**GIVEN DATA:**
== Segment start ==
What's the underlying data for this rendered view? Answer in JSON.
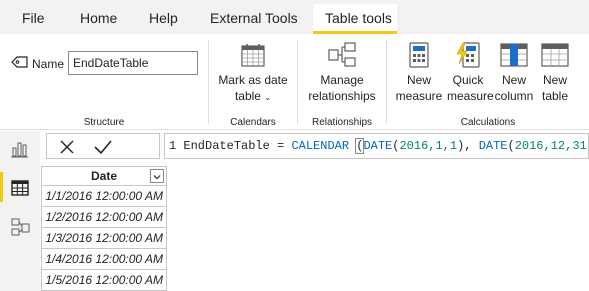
{
  "ribbon_tabs": [
    {
      "label": "File"
    },
    {
      "label": "Home"
    },
    {
      "label": "Help"
    },
    {
      "label": "External Tools"
    },
    {
      "label": "Table tools",
      "active": true
    }
  ],
  "structure": {
    "name_label": "Name",
    "name_value": "EndDateTable",
    "group_label": "Structure"
  },
  "calendars": {
    "mark_as_date_line1": "Mark as date",
    "mark_as_date_line2": "table",
    "group_label": "Calendars"
  },
  "relationships": {
    "manage_line1": "Manage",
    "manage_line2": "relationships",
    "group_label": "Relationships"
  },
  "calculations": {
    "new_measure_line1": "New",
    "new_measure_line2": "measure",
    "quick_measure_line1": "Quick",
    "quick_measure_line2": "measure",
    "new_column_line1": "New",
    "new_column_line2": "column",
    "new_table_line1": "New",
    "new_table_line2": "table",
    "group_label": "Calculations"
  },
  "formula": {
    "line_number": "1",
    "table_name": "EndDateTable",
    "equals": "=",
    "fn_calendar": "CALENDAR",
    "fn_date": "DATE",
    "args1": "2016,1,1",
    "args2": "2016,12,31"
  },
  "table": {
    "header": "Date",
    "rows": [
      "1/1/2016 12:00:00 AM",
      "1/2/2016 12:00:00 AM",
      "1/3/2016 12:00:00 AM",
      "1/4/2016 12:00:00 AM",
      "1/5/2016 12:00:00 AM"
    ]
  },
  "colors": {
    "accent": "#f2c811",
    "icon_blue": "#1b6fc9",
    "keyword_blue": "#0064c8",
    "number_green": "#098658"
  },
  "icons": {
    "name": "tag-icon",
    "mark_as_date": "calendar-icon",
    "manage_relationships": "relationships-icon",
    "new_measure": "calculator-icon",
    "quick_measure": "lightning-calculator-icon",
    "new_column": "column-icon",
    "new_table": "table-icon",
    "rail_report": "bar-chart-icon",
    "rail_data": "grid-icon",
    "rail_model": "model-icon"
  }
}
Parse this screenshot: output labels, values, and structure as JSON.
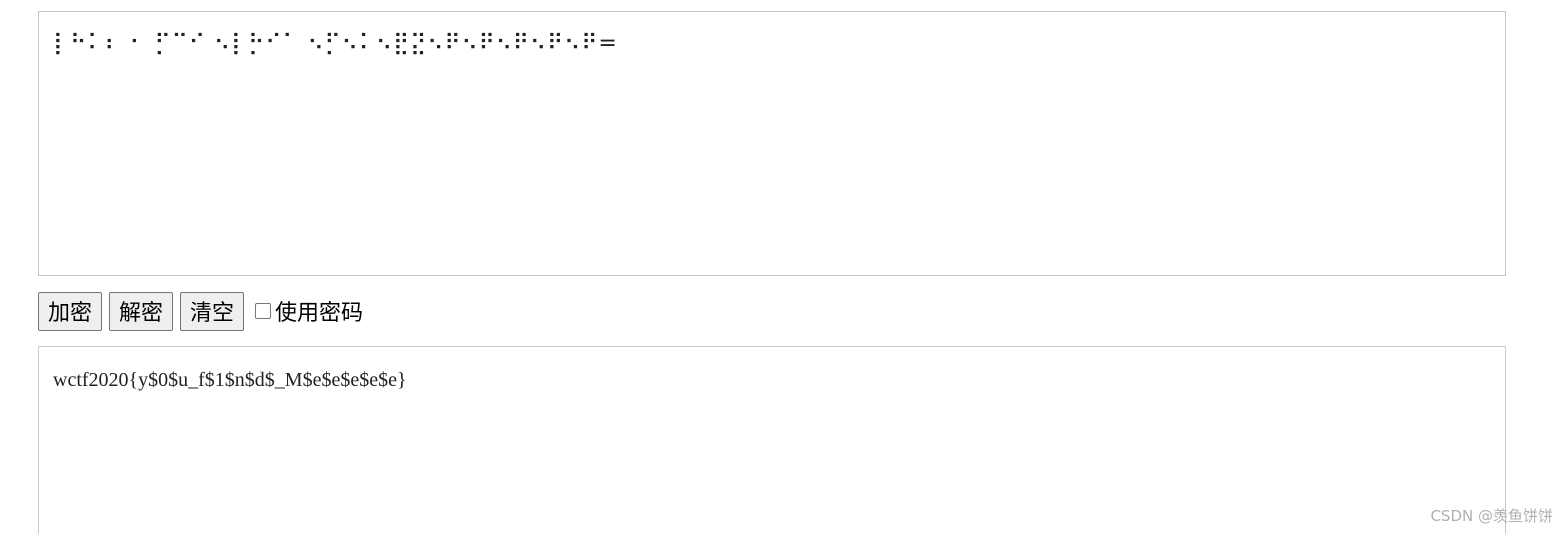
{
  "input": {
    "value": "⡇⠓⠅⠆ ⠂ ⡋⠉⠊ ⠢⡇⡓⠊⠁ ⠢⡋⠢⠅⠢⣟⣝⠢⠟⠢⠟⠢⠟⠢⠟⠢⠟="
  },
  "toolbar": {
    "encrypt_label": "加密",
    "decrypt_label": "解密",
    "clear_label": "清空",
    "use_password_label": "使用密码"
  },
  "output": {
    "value": "wctf2020{y$0$u_f$1$n$d$_M$e$e$e$e$e}"
  },
  "watermark": {
    "text": "CSDN @羡鱼饼饼"
  }
}
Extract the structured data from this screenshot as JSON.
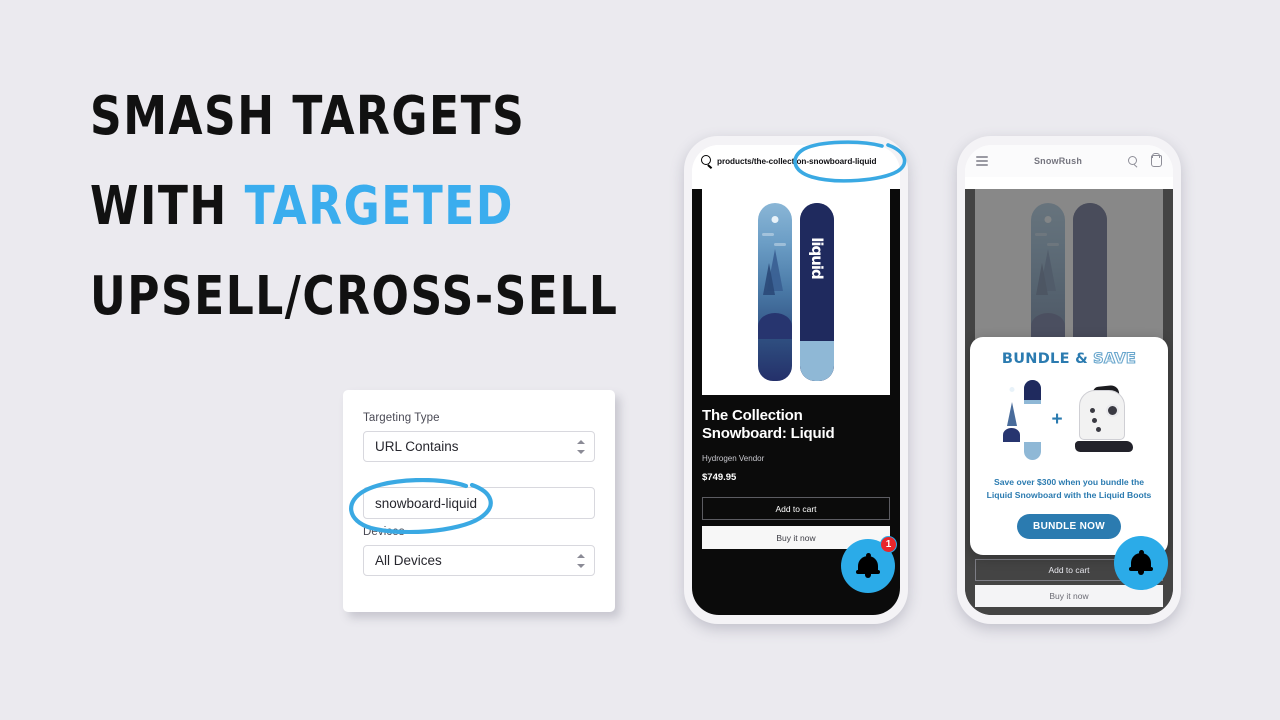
{
  "theme": {
    "background": "#ebeaef",
    "accent_blue": "#3aadee",
    "fab_blue": "#2babe8",
    "bundle_blue": "#2b7bb0",
    "badge_red": "#e8262b"
  },
  "headline": {
    "line1": "SMASH TARGETS",
    "line2_plain": "WITH ",
    "line2_accent": "TARGETED",
    "line3_accent": "UPSELL/CROSS-SELL"
  },
  "targeting_card": {
    "type_label": "Targeting Type",
    "type_value": "URL Contains",
    "url_value": "snowboard-liquid",
    "devices_label": "Devices",
    "devices_value": "All Devices",
    "annotation": "hand-drawn-circle"
  },
  "phone1": {
    "url_bar": {
      "icon": "search-icon",
      "url": "products/the-collection-snowboard-liquid",
      "annotation": "hand-drawn-circle"
    },
    "product": {
      "image_alt": "snowboard-pair-liquid",
      "board_right_text": "liquid",
      "title": "The Collection Snowboard: Liquid",
      "vendor": "Hydrogen Vendor",
      "price": "$749.95",
      "add_to_cart": "Add to cart",
      "buy_it_now": "Buy it now"
    },
    "fab": {
      "icon": "bell-icon",
      "badge": "1"
    }
  },
  "phone2": {
    "header": {
      "menu_icon": "hamburger-icon",
      "store_name": "SnowRush",
      "search_icon": "search-icon",
      "bag_icon": "shopping-bag-icon"
    },
    "product": {
      "add_to_cart": "Add to cart",
      "buy_it_now": "Buy it now"
    },
    "bundle_popup": {
      "heading_solid": "BUNDLE &",
      "heading_outline": "SAVE",
      "plus": "+",
      "item1_alt": "liquid-snowboard",
      "item2_alt": "white-snowboard-boot",
      "copy_line1": "Save over $300 when you bundle the",
      "copy_line2": "Liquid Snowboard with the Liquid Boots",
      "cta": "BUNDLE NOW"
    },
    "fab": {
      "icon": "bell-icon"
    }
  }
}
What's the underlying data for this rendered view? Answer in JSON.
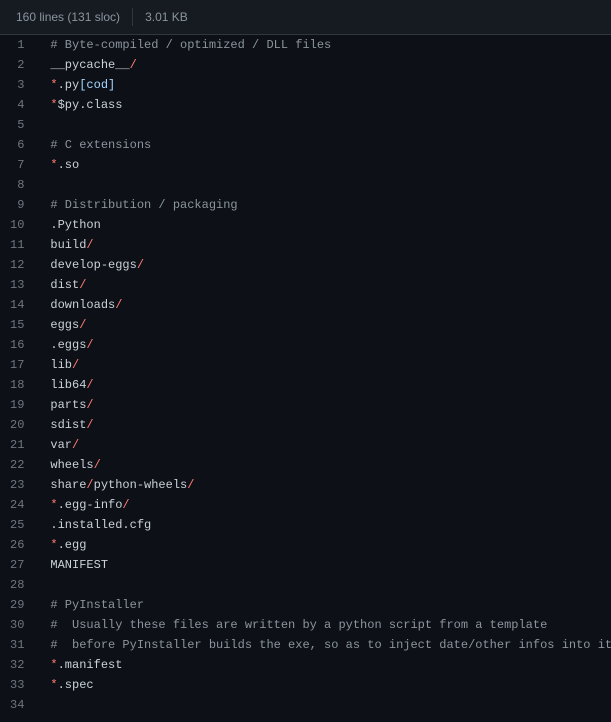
{
  "header": {
    "lines_sloc": "160 lines (131 sloc)",
    "size": "3.01 KB"
  },
  "code": {
    "start_line": 1,
    "rows": [
      [
        {
          "t": "# Byte-compiled / optimized / DLL files",
          "c": "pl-c"
        }
      ],
      [
        {
          "t": "__pycache__",
          "c": "pl-e"
        },
        {
          "t": "/",
          "c": "pl-k"
        }
      ],
      [
        {
          "t": "*",
          "c": "pl-k"
        },
        {
          "t": ".py",
          "c": "pl-e"
        },
        {
          "t": "[cod]",
          "c": "pl-s"
        }
      ],
      [
        {
          "t": "*",
          "c": "pl-k"
        },
        {
          "t": "$py.class",
          "c": "pl-e"
        }
      ],
      [],
      [
        {
          "t": "# C extensions",
          "c": "pl-c"
        }
      ],
      [
        {
          "t": "*",
          "c": "pl-k"
        },
        {
          "t": ".so",
          "c": "pl-e"
        }
      ],
      [],
      [
        {
          "t": "# Distribution / packaging",
          "c": "pl-c"
        }
      ],
      [
        {
          "t": ".Python",
          "c": "pl-e"
        }
      ],
      [
        {
          "t": "build",
          "c": "pl-e"
        },
        {
          "t": "/",
          "c": "pl-k"
        }
      ],
      [
        {
          "t": "develop-eggs",
          "c": "pl-e"
        },
        {
          "t": "/",
          "c": "pl-k"
        }
      ],
      [
        {
          "t": "dist",
          "c": "pl-e"
        },
        {
          "t": "/",
          "c": "pl-k"
        }
      ],
      [
        {
          "t": "downloads",
          "c": "pl-e"
        },
        {
          "t": "/",
          "c": "pl-k"
        }
      ],
      [
        {
          "t": "eggs",
          "c": "pl-e"
        },
        {
          "t": "/",
          "c": "pl-k"
        }
      ],
      [
        {
          "t": ".eggs",
          "c": "pl-e"
        },
        {
          "t": "/",
          "c": "pl-k"
        }
      ],
      [
        {
          "t": "lib",
          "c": "pl-e"
        },
        {
          "t": "/",
          "c": "pl-k"
        }
      ],
      [
        {
          "t": "lib64",
          "c": "pl-e"
        },
        {
          "t": "/",
          "c": "pl-k"
        }
      ],
      [
        {
          "t": "parts",
          "c": "pl-e"
        },
        {
          "t": "/",
          "c": "pl-k"
        }
      ],
      [
        {
          "t": "sdist",
          "c": "pl-e"
        },
        {
          "t": "/",
          "c": "pl-k"
        }
      ],
      [
        {
          "t": "var",
          "c": "pl-e"
        },
        {
          "t": "/",
          "c": "pl-k"
        }
      ],
      [
        {
          "t": "wheels",
          "c": "pl-e"
        },
        {
          "t": "/",
          "c": "pl-k"
        }
      ],
      [
        {
          "t": "share",
          "c": "pl-e"
        },
        {
          "t": "/",
          "c": "pl-k"
        },
        {
          "t": "python-wheels",
          "c": "pl-e"
        },
        {
          "t": "/",
          "c": "pl-k"
        }
      ],
      [
        {
          "t": "*",
          "c": "pl-k"
        },
        {
          "t": ".egg-info",
          "c": "pl-e"
        },
        {
          "t": "/",
          "c": "pl-k"
        }
      ],
      [
        {
          "t": ".installed.cfg",
          "c": "pl-e"
        }
      ],
      [
        {
          "t": "*",
          "c": "pl-k"
        },
        {
          "t": ".egg",
          "c": "pl-e"
        }
      ],
      [
        {
          "t": "MANIFEST",
          "c": "pl-e"
        }
      ],
      [],
      [
        {
          "t": "# PyInstaller",
          "c": "pl-c"
        }
      ],
      [
        {
          "t": "#  Usually these files are written by a python script from a template",
          "c": "pl-c"
        }
      ],
      [
        {
          "t": "#  before PyInstaller builds the exe, so as to inject date/other infos into it.",
          "c": "pl-c"
        }
      ],
      [
        {
          "t": "*",
          "c": "pl-k"
        },
        {
          "t": ".manifest",
          "c": "pl-e"
        }
      ],
      [
        {
          "t": "*",
          "c": "pl-k"
        },
        {
          "t": ".spec",
          "c": "pl-e"
        }
      ],
      []
    ]
  }
}
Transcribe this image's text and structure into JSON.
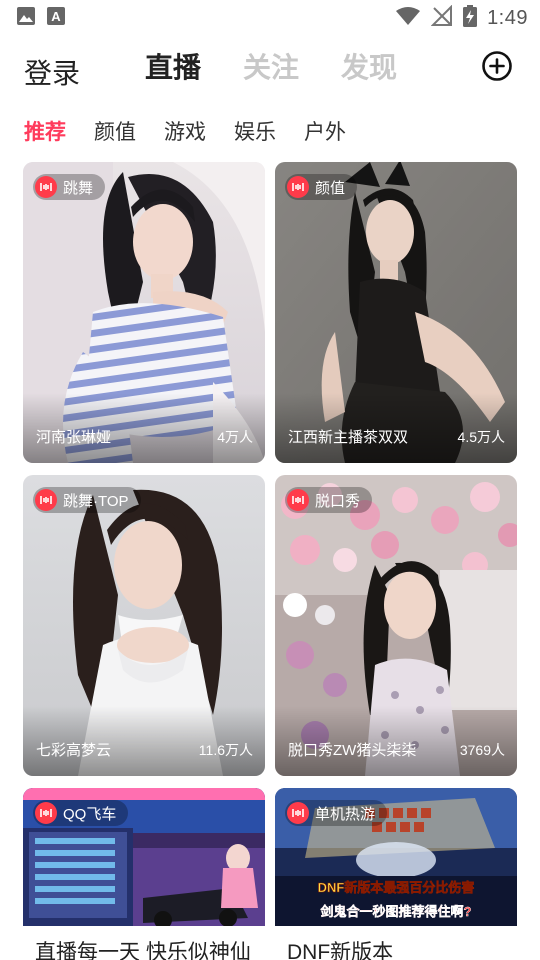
{
  "status_bar": {
    "time": "1:49",
    "left_icons": [
      "image-icon",
      "font-a-icon"
    ],
    "right_icons": [
      "wifi-icon",
      "no-signal-icon",
      "battery-charging-icon"
    ]
  },
  "header": {
    "login_label": "登录",
    "tabs": [
      {
        "label": "直播",
        "active": true
      },
      {
        "label": "关注",
        "active": false
      },
      {
        "label": "发现",
        "active": false
      }
    ],
    "add_icon": "plus-circle-icon"
  },
  "categories": [
    {
      "label": "推荐",
      "active": true
    },
    {
      "label": "颜值",
      "active": false
    },
    {
      "label": "游戏",
      "active": false
    },
    {
      "label": "娱乐",
      "active": false
    },
    {
      "label": "户外",
      "active": false
    }
  ],
  "cards": [
    {
      "tag": "跳舞",
      "title": "河南张琳娅",
      "viewers": "4万人"
    },
    {
      "tag": "颜值",
      "title": "江西新主播茶双双",
      "viewers": "4.5万人"
    },
    {
      "tag": "跳舞·TOP",
      "title": "七彩高梦云",
      "viewers": "11.6万人"
    },
    {
      "tag": "脱口秀",
      "title": "脱口秀ZW猪头柒柒",
      "viewers": "3769人"
    },
    {
      "tag": "QQ飞车",
      "title": "直播每一天 快乐似神仙",
      "viewers": ""
    },
    {
      "tag": "单机热游",
      "title": "DNF新版本",
      "viewers": ""
    }
  ],
  "game_banner": {
    "line1": "DNF新版本最强百分比伤害",
    "line2": "剑鬼合一秒图推荐得住啊?"
  },
  "colors": {
    "accent": "#ff3b5c",
    "live_badge": "#ff3b4a",
    "inactive_tab": "#c8c8c8"
  }
}
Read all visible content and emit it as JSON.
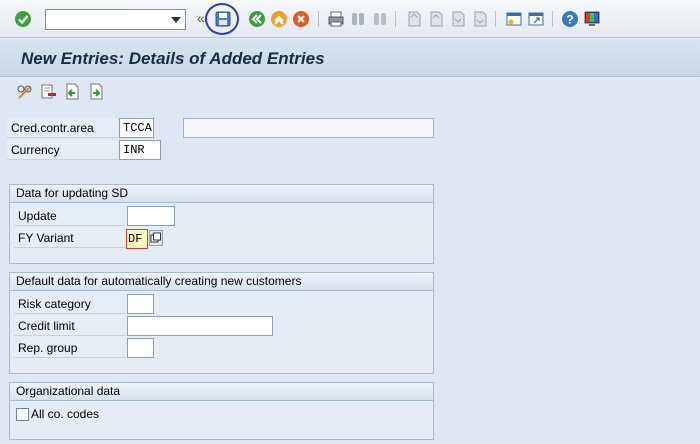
{
  "toolbar": {
    "command_field": {
      "value": "",
      "placeholder": ""
    },
    "icons": [
      "enter-icon",
      "save-icon",
      "back-icon",
      "exit-icon",
      "cancel-icon",
      "print-icon",
      "find-icon",
      "find-next-icon",
      "first-page-icon",
      "previous-page-icon",
      "next-page-icon",
      "last-page-icon",
      "create-session-icon",
      "shortcut-icon",
      "help-icon",
      "customize-layout-icon"
    ]
  },
  "screen": {
    "title": "New Entries: Details of Added Entries",
    "app_icons": [
      "display-change-icon",
      "delete-icon",
      "previous-entry-icon",
      "next-entry-icon"
    ]
  },
  "fields": {
    "cred_contr_area": {
      "label": "Cred.contr.area",
      "value": "TCCA",
      "description": ""
    },
    "currency": {
      "label": "Currency",
      "value": "INR"
    }
  },
  "groups": {
    "sd_update": {
      "title": "Data for updating SD",
      "update": {
        "label": "Update",
        "value": ""
      },
      "fy_variant": {
        "label": "FY Variant",
        "value": "DF"
      }
    },
    "default_data": {
      "title": "Default data for automatically creating new customers",
      "risk_category": {
        "label": "Risk category",
        "value": ""
      },
      "credit_limit": {
        "label": "Credit limit",
        "value": ""
      },
      "rep_group": {
        "label": "Rep. group",
        "value": ""
      }
    },
    "org_data": {
      "title": "Organizational data",
      "all_co_codes": {
        "label": "All co. codes",
        "checked": false
      }
    }
  },
  "colors": {
    "background": "#dfe8f2",
    "title_text": "#1a2c44",
    "highlight": "#fff8bf",
    "save_circle": "#2c3fa6"
  }
}
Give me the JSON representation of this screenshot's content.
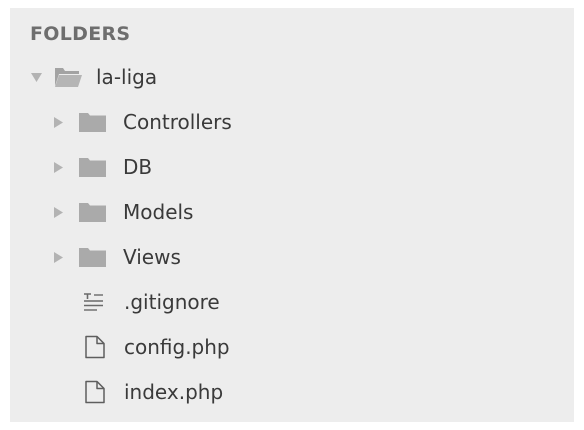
{
  "sidebar": {
    "header": "FOLDERS",
    "root": {
      "label": "la-liga",
      "expanded": true,
      "icon": "folder-open-icon"
    },
    "items": [
      {
        "label": "Controllers",
        "type": "folder",
        "icon": "folder-icon"
      },
      {
        "label": "DB",
        "type": "folder",
        "icon": "folder-icon"
      },
      {
        "label": "Models",
        "type": "folder",
        "icon": "folder-icon"
      },
      {
        "label": "Views",
        "type": "folder",
        "icon": "folder-icon"
      },
      {
        "label": ".gitignore",
        "type": "file",
        "icon": "text-file-icon"
      },
      {
        "label": "config.php",
        "type": "file",
        "icon": "file-icon"
      },
      {
        "label": "index.php",
        "type": "file",
        "icon": "file-icon"
      }
    ]
  },
  "colors": {
    "panel_background": "#ededed",
    "folder_icon": "#aaaaaa",
    "arrow": "#b3b3b3",
    "text": "#3a3a3a",
    "header_text": "#6e6e6e"
  }
}
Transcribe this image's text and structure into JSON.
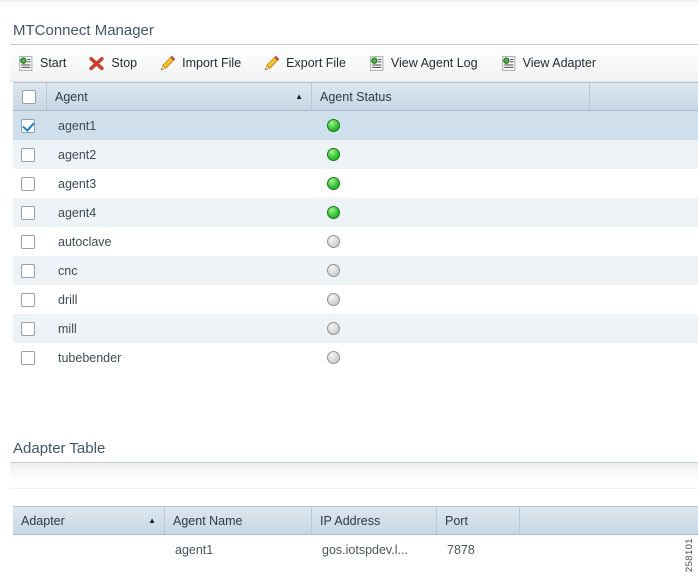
{
  "figure_id": "258101",
  "manager": {
    "title": "MTConnect Manager",
    "toolbar": {
      "start": "Start",
      "stop": "Stop",
      "import_file": "Import File",
      "export_file": "Export File",
      "view_agent_log": "View Agent Log",
      "view_adapter": "View Adapter"
    },
    "table": {
      "columns": {
        "agent": "Agent",
        "status": "Agent Status"
      },
      "sort_icon": "▲",
      "rows": [
        {
          "name": "agent1",
          "status": "green",
          "checked": true,
          "selected": true
        },
        {
          "name": "agent2",
          "status": "green",
          "checked": false,
          "selected": false
        },
        {
          "name": "agent3",
          "status": "green",
          "checked": false,
          "selected": false
        },
        {
          "name": "agent4",
          "status": "green",
          "checked": false,
          "selected": false
        },
        {
          "name": "autoclave",
          "status": "gray",
          "checked": false,
          "selected": false
        },
        {
          "name": "cnc",
          "status": "gray",
          "checked": false,
          "selected": false
        },
        {
          "name": "drill",
          "status": "gray",
          "checked": false,
          "selected": false
        },
        {
          "name": "mill",
          "status": "gray",
          "checked": false,
          "selected": false
        },
        {
          "name": "tubebender",
          "status": "gray",
          "checked": false,
          "selected": false
        }
      ]
    }
  },
  "adapter": {
    "title": "Adapter Table",
    "columns": {
      "adapter": "Adapter",
      "agent_name": "Agent Name",
      "ip": "IP Address",
      "port": "Port"
    },
    "sort_icon": "▲",
    "rows": [
      {
        "adapter": "",
        "agent_name": "agent1",
        "ip": "gos.iotspdev.l...",
        "port": "7878"
      }
    ]
  },
  "colors": {
    "title_text": "#44546a",
    "header_bg": "#ccdbe8",
    "selected_row": "#cfdfec",
    "stripe_row": "#eef3f8",
    "status_green": "#35c435",
    "status_gray": "#d7d7d7",
    "check_blue": "#1a82cf",
    "stop_red": "#c8402e",
    "pencil_yellow": "#f2c12e"
  }
}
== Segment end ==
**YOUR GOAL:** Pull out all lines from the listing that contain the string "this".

**WRITTEN RESPONSE:**
What's the underlying data for this rendered view? Answer in JSON.
Parse this screenshot: output labels, values, and structure as JSON.
Extract the structured data from this screenshot as JSON.
What's the underlying data for this rendered view? Answer in JSON.
Transcribe this image's text and structure into JSON.
Give me the JSON representation of this screenshot's content.
Transcribe this image's text and structure into JSON.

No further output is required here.